A Clever Kitchen Built-in
Six small boxes joined behind a simple face frame exploit a shallow space.
Synopsis: Kitchens often need all the storage space they can surrender, but awkward locations can mean useless real estate in this busy room. Cabinetbuilder Nancy R. Hiller developed a solution for a kitchen-storage challenge: fitting a clever, useful built-in against a shallow slice of kitchen wall. She did it by joining six small cabinet boxes behind a face frame and by using smart details and strong hardware. The result is a roomy storage unit with cabinets, drawers, and shelves.
Modern kitchens are made for storage, but it never seems to be sufficient. Recently, my company built a cabinet to provide generous storage on a shallow section of wall in our clients’ kitchen. It was space that normally would have gone to waste because it was too shallow for stock cabinets.
The inspiration for this custom-made cabinet came from a traditional piece of British furniture known as a Welsh dresser. In use since the 17th century, the dresser originally provided the main storage in a kitchen; built-in cabinets did not become the norm until the early-20th century. More commonly known in the United States by the less-elegant term hutch, the dresser typically has a shallow, open upper section that sits on a partially enclosed base. The dresser described here also exemplifies the sort of planning, production, and installation essential for genuinely custom built-in cabinets.
A strategy for storage that doesn’t waste space

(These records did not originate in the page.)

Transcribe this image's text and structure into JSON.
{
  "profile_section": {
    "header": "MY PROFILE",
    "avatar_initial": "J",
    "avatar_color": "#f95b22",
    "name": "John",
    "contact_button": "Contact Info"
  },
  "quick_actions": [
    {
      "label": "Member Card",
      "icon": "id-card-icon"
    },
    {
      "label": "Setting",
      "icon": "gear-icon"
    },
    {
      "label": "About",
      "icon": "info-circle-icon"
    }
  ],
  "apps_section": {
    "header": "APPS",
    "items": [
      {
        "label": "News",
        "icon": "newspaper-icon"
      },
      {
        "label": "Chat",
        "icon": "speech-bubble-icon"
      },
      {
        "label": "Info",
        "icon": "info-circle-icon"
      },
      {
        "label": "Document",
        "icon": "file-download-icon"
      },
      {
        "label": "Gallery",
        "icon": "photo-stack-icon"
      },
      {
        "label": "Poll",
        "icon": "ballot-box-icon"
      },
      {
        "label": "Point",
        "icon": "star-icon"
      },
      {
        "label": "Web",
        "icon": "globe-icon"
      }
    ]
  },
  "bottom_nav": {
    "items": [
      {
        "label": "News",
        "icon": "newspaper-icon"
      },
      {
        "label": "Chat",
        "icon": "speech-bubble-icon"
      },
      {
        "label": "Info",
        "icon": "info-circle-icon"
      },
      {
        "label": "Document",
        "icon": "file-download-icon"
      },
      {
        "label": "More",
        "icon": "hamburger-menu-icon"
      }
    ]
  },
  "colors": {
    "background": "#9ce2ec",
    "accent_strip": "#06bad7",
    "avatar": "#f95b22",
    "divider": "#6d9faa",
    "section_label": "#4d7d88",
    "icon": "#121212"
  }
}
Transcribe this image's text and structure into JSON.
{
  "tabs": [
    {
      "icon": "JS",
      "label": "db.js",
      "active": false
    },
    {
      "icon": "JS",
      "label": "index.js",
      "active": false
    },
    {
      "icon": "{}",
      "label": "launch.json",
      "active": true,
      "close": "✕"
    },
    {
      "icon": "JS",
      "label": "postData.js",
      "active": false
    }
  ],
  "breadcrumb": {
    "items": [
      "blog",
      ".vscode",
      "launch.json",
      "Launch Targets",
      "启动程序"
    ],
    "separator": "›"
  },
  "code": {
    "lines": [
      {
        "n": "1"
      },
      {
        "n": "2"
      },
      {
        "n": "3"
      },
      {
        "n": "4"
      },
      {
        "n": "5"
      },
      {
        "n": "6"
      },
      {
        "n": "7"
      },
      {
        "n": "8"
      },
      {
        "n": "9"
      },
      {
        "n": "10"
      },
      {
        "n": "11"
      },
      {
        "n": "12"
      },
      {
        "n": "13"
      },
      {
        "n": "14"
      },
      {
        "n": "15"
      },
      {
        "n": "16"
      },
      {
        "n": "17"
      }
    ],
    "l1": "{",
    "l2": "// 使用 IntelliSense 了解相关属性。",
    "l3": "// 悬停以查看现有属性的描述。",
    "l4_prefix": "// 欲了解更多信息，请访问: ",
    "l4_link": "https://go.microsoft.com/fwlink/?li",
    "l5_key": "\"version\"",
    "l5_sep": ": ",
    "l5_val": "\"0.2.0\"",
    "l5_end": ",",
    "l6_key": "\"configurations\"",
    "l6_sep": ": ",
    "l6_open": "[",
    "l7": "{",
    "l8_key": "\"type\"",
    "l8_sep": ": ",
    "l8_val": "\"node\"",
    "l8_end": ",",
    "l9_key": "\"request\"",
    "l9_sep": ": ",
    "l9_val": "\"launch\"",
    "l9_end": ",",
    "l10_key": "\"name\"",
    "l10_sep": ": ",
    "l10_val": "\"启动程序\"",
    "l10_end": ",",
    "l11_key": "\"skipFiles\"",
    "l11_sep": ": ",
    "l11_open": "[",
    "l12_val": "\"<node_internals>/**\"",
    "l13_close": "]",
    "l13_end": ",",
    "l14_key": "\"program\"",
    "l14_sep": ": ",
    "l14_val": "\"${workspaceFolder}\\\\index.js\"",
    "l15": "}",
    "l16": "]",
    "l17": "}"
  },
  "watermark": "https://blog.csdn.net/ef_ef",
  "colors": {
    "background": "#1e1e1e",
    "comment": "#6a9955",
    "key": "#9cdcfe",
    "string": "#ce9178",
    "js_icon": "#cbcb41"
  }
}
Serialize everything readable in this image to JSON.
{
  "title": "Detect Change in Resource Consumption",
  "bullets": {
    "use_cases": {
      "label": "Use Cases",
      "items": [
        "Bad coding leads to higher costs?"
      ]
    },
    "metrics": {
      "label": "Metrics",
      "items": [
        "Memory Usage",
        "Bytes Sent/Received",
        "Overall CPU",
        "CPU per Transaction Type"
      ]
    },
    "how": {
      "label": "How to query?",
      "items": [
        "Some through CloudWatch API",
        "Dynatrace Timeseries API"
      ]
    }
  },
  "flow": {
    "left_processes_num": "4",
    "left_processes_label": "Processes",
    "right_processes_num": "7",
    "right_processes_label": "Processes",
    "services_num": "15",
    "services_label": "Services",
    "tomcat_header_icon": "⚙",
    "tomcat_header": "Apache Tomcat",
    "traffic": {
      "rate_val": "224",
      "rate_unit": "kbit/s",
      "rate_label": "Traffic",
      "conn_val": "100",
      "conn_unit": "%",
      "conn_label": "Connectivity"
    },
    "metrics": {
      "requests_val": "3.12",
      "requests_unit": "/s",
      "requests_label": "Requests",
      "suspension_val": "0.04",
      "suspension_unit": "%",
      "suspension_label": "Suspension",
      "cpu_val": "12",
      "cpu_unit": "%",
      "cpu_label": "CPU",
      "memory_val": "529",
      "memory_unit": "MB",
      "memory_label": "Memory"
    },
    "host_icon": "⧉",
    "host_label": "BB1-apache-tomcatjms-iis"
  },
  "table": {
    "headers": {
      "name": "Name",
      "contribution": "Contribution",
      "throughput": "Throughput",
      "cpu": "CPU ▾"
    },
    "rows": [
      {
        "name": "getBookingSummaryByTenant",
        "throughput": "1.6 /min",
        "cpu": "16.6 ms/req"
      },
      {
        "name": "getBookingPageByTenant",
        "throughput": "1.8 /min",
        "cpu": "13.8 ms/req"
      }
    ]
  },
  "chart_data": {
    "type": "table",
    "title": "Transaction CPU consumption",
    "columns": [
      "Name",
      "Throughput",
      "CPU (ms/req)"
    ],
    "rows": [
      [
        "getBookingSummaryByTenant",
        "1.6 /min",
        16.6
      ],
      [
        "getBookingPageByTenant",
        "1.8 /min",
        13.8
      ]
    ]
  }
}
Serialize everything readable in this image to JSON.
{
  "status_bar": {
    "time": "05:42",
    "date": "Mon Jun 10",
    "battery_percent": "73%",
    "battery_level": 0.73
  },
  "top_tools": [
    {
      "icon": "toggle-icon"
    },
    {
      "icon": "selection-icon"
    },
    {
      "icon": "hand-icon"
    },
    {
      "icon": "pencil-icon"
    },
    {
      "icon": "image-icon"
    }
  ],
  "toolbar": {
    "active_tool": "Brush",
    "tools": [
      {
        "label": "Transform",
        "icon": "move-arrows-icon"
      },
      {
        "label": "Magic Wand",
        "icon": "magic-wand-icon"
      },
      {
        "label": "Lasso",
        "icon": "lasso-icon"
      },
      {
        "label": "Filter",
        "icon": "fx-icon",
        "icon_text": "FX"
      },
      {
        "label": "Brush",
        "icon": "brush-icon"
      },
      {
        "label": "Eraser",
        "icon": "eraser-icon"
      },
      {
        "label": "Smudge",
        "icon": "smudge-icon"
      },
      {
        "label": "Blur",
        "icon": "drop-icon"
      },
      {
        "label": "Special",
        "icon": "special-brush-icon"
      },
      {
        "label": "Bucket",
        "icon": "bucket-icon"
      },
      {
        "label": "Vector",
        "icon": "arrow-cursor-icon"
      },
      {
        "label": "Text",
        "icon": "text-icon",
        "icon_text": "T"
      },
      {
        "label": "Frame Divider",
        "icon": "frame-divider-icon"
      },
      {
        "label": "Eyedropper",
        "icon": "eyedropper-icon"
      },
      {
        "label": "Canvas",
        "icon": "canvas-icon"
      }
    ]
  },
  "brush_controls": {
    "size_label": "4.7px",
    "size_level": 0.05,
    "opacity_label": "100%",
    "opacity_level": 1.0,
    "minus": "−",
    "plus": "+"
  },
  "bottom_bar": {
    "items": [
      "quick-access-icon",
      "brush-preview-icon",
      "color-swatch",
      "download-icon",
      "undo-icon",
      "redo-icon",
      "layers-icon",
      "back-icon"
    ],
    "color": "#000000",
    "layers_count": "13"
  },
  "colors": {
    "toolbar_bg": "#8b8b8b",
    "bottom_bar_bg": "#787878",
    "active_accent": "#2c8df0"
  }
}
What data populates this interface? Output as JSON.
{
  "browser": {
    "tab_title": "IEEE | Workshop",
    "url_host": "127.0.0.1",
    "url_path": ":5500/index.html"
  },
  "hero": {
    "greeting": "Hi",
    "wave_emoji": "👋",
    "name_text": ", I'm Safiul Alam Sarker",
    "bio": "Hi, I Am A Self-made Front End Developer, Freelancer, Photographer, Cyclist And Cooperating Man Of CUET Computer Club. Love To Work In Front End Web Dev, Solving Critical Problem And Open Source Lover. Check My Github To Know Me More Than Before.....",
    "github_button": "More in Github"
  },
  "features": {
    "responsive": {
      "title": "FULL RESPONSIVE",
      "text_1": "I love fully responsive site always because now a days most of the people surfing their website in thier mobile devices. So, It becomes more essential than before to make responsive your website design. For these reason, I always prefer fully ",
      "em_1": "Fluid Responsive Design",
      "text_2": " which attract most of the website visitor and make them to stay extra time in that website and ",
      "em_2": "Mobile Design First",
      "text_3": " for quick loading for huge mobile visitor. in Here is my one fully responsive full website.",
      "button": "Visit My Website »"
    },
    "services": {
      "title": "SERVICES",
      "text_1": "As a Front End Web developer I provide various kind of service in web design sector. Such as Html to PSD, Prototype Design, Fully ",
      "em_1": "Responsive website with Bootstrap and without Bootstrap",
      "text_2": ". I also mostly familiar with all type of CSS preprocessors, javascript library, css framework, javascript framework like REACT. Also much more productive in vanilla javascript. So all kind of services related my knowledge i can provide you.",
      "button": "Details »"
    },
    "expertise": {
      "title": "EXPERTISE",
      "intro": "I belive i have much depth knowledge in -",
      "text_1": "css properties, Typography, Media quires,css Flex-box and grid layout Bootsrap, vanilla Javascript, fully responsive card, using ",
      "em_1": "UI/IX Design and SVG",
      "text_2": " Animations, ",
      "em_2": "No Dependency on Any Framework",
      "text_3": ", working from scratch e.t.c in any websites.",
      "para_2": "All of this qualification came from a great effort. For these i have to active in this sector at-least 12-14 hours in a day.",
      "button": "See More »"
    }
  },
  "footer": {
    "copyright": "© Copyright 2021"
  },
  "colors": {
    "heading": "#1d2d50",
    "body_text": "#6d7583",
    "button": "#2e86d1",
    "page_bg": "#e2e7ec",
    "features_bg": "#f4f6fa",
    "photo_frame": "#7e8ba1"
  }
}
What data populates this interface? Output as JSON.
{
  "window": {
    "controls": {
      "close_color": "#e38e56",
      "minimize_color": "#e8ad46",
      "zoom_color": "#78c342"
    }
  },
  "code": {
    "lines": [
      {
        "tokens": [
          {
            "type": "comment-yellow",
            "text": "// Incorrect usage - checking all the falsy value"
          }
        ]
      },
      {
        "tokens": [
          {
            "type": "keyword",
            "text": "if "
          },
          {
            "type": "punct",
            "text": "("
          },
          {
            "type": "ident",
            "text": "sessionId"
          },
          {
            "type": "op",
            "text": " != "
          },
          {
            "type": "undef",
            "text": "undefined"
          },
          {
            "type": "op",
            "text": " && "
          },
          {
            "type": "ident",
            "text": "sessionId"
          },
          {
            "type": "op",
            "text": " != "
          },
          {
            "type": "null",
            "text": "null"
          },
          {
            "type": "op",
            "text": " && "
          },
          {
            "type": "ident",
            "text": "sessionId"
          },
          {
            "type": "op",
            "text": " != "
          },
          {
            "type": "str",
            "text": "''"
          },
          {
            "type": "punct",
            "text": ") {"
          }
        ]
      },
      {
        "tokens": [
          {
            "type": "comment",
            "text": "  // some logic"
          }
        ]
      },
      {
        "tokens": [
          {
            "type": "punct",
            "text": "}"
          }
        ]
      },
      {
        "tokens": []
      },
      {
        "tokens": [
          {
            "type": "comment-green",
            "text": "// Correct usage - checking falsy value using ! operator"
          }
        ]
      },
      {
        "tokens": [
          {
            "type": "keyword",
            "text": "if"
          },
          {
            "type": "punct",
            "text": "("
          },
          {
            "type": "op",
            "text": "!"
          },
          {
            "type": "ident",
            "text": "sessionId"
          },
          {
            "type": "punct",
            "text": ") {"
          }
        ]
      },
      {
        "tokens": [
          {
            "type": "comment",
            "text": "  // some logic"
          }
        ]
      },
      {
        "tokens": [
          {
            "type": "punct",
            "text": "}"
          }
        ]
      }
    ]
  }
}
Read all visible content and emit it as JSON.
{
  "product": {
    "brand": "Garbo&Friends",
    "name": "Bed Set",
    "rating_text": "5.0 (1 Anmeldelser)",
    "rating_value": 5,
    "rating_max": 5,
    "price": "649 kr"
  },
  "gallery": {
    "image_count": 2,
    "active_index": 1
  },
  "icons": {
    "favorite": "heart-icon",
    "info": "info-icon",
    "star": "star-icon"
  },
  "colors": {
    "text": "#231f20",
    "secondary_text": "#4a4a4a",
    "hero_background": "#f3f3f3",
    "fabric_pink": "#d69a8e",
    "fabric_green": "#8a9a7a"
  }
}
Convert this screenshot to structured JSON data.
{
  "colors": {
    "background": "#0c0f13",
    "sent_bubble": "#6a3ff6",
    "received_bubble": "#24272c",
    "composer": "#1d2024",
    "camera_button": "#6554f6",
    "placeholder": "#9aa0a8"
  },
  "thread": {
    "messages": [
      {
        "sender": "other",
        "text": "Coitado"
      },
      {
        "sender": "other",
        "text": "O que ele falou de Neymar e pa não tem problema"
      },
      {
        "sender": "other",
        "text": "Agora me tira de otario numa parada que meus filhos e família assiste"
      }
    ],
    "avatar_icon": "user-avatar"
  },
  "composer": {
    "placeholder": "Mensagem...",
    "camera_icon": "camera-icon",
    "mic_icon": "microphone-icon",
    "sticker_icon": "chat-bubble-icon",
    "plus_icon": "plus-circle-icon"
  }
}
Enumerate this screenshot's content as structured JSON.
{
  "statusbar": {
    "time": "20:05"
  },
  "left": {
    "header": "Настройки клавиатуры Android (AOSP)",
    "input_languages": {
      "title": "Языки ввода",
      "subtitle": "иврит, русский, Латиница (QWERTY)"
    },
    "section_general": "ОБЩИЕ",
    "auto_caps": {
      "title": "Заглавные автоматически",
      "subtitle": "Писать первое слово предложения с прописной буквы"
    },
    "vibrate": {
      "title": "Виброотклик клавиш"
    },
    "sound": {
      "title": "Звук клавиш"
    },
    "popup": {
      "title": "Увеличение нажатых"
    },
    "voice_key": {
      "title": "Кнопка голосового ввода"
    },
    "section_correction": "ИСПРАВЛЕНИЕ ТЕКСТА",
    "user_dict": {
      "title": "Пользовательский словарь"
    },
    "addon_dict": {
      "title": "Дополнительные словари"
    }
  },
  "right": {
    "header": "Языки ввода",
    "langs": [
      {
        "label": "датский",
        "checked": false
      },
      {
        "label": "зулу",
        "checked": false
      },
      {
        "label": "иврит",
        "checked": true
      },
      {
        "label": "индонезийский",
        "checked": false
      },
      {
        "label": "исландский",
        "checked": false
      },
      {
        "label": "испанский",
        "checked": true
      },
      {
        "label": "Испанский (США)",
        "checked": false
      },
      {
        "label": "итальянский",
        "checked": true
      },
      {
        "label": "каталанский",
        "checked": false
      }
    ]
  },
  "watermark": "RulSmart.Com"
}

The kitchen had a section of unused wall about 11 ft. long, which I thought could be used for storage and display space without impeding traffic flow. Although 1 ft. of depth is shallow for a base cabinet, it is enough to hold a surprising variety of kitchen wares: cookbooks, decorative china, coffee mugs, small mixing bowls, jars of beans or pasta. Knowing that one of my…